One concept Innovators is testing is a mechanism that charges a capacitor so that the unit can have high current for short times.

“When the batteries’ voltage starts to drop too low, you can’t really take very high current from them. But since this device is intended to spray intermittently, we can build up the charge overtime with the capacitor and discharge it suddenly,” he says.

To market

Mr Lowy says Omnimist is just going to market testing in a number of sectors.

“We are currently in late stage discussion for a license deal, worth £100 million over five years, with a major UK-based player, for a version of this product to go into their brand,” he says.

Some of the potential medical applications for the Omnimist unit are breathtaking in more ways than one. For example, the technology offers the low cost nebulised delivery of drugs from liquid form, dispensed in particle sizes that can target the airways for rapid absorption and highly directed treatment.

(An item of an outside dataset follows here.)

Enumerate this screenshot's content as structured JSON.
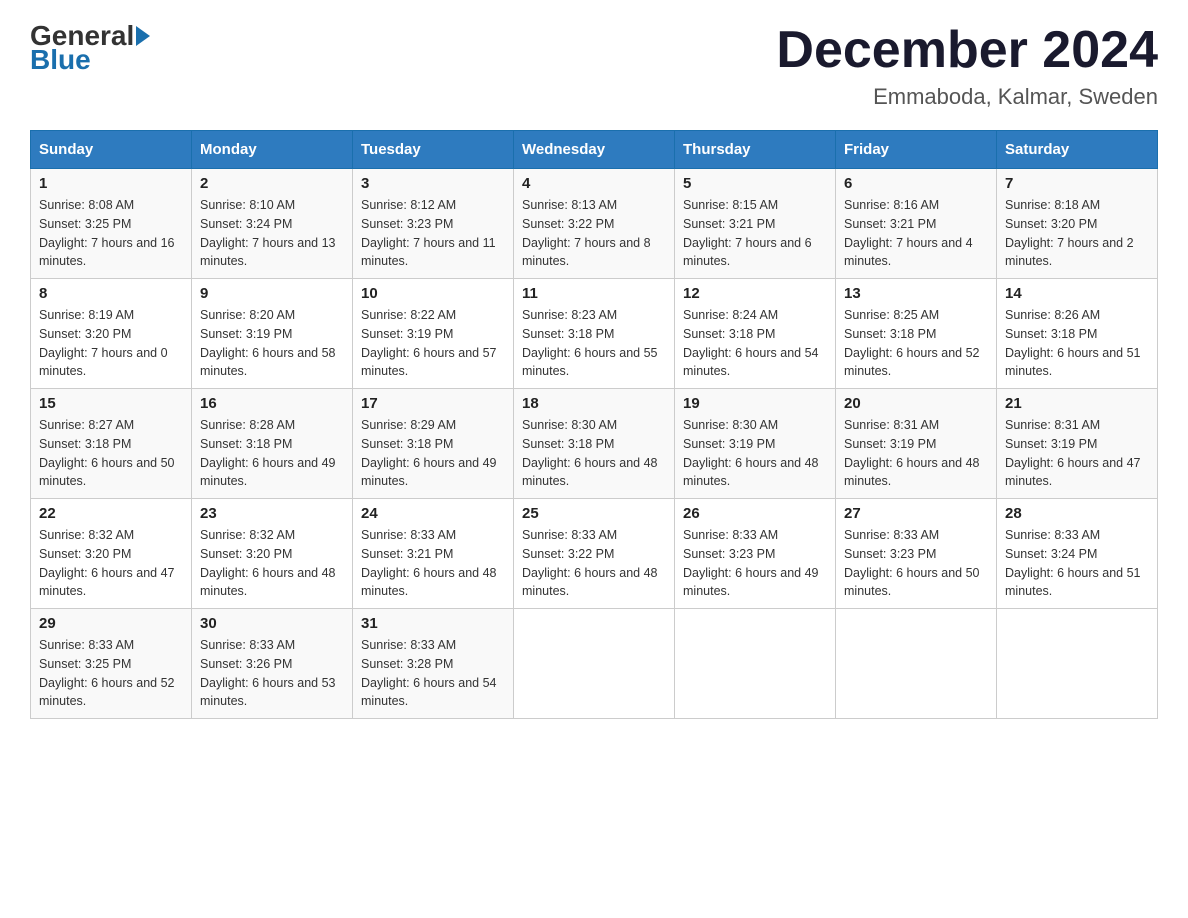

“Reduced particle sizes penetrate further into the thorax and are more readily taken up into tissues. This would have an obvious and immediate life-changing effect on the 300m+ asthma sufferers worldwide by the precise delivery of corticosteroids to the right place, with no ineffectual ‘overspray’, suggesting the possibility of dramatically reduced overall dosage for equal or better outcomes,” Mr Lowy says.

In addition to the contribution to medical science the Omnimist technology can impact significantly on agriculture and other areas of science and technology, for instance in treating PSA in gold kiwifruit, or in low cost thin film optical coatings that improve screen performance in sunlight or reduce operational and manufacturing costs in electronics manufacturers and chip fabrication plants.

“The technology has now been validated to the extent that we can start to develop the full potential in a wide range of established and new markets. Holding onto the IP rights and technical know-how allows Omnimist to undertake multiple market entries, resulting in wide penetration into many appropriate sectors,” he says.